Supporting the Arts in Western Massachusetts and Beyond

July 24, 2019

REVIEW: Tanglewood, Elgar/Puts/Gershwin/Stravinsky

Tanglewood, Lenox, MA
July 20-21, 2019
by Michael J. Moran

The energizing presence of the BSO’s young Music Director brings a special excitement to Tanglewood, especially when he’s joined by world-class vocal and instrumental soloists. All this and a major world premiere made for two memorable concerts this past weekend.

Andris Nelsons
On Saturday evening Andris Nelsons opened his program with a glowing account of Elgar’s masterful 1899 “Enigma” Variations on an Original Theme, which put the composer on the musical map at age 42. With varied tempos and virtuosic orchestrations, its fourteen variations suggest how different acquaintances of Elgar, from his wife to his publisher, might have played the theme. The BSO and their conductor probed its emotional depths with polish and conviction. 

Intermission was followed by the world premiere of “The Brightness of Light,” a cycle of twelve songs for soprano, baritone, and orchestra by Missouri-born composer Kevin Puts, whose first opera, “Silent Night,” won the 2012 Pulitzer Prize. The text is drawn from letters between the American painter Georgia O’Keefe and her mentor-lover-husband, German-born photographer and gallerist Alfred Stieglitz, 23 years her senior. Their complex, shifting relationship, in which she gradually assumes the upper hand, is movingly conveyed by the colorful and evocative score.

Renee Fleming
Renee Fleming was radiant and vulnerable as O’Keefe, while Rod Gilfry was alternately avuncular and anguished as Stieglitz. Video projections by Wendall K. Harrington of works by both artists and their handwritten letters added powerful atmosphere. James Darrah staged and directed the presentation with sensitivity. Nelsons led a mesmerizing performance of a piece that should be widely heard. 

On Sunday afternoon popular guest pianist Jean-Yves Thibaudet was right at home in idiomatic renditions of Gershwin’s Piano Concerto and Variations on “I Got Rhythm” for piano and orchestra. The French-born soloist’s high comfort level with this jazz-flavored repertoire came as no surprise to listeners who know his perceptive recordings of music by Duke Ellington and Bill Evans. Nelsons and the BSO were equally attuned partners, with particularly soulful work from principal trumpet Thomas Rolfs in the concerto’s blues-inflected central nocturne.

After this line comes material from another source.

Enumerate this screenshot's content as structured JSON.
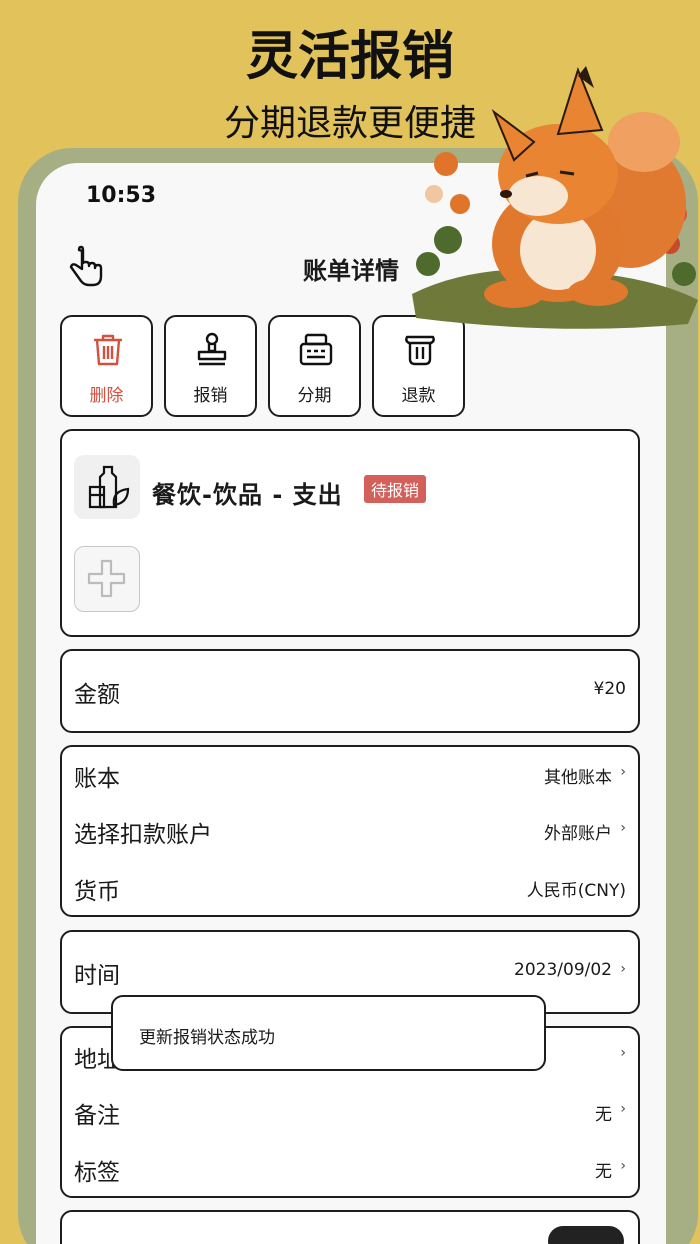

An exciting version of Stravinsky’s complete 1911 ballet “Petrushka” completed the program after intermission. Latvian-born Nelsons has the folk-inspired Russian contours of this music in his blood. Retiring bass clarinetist Craig Nordstrom, whose fluid playing was notable in several of the ballet’s four scenes, was honored for his distinguished 40-year career with the BSO.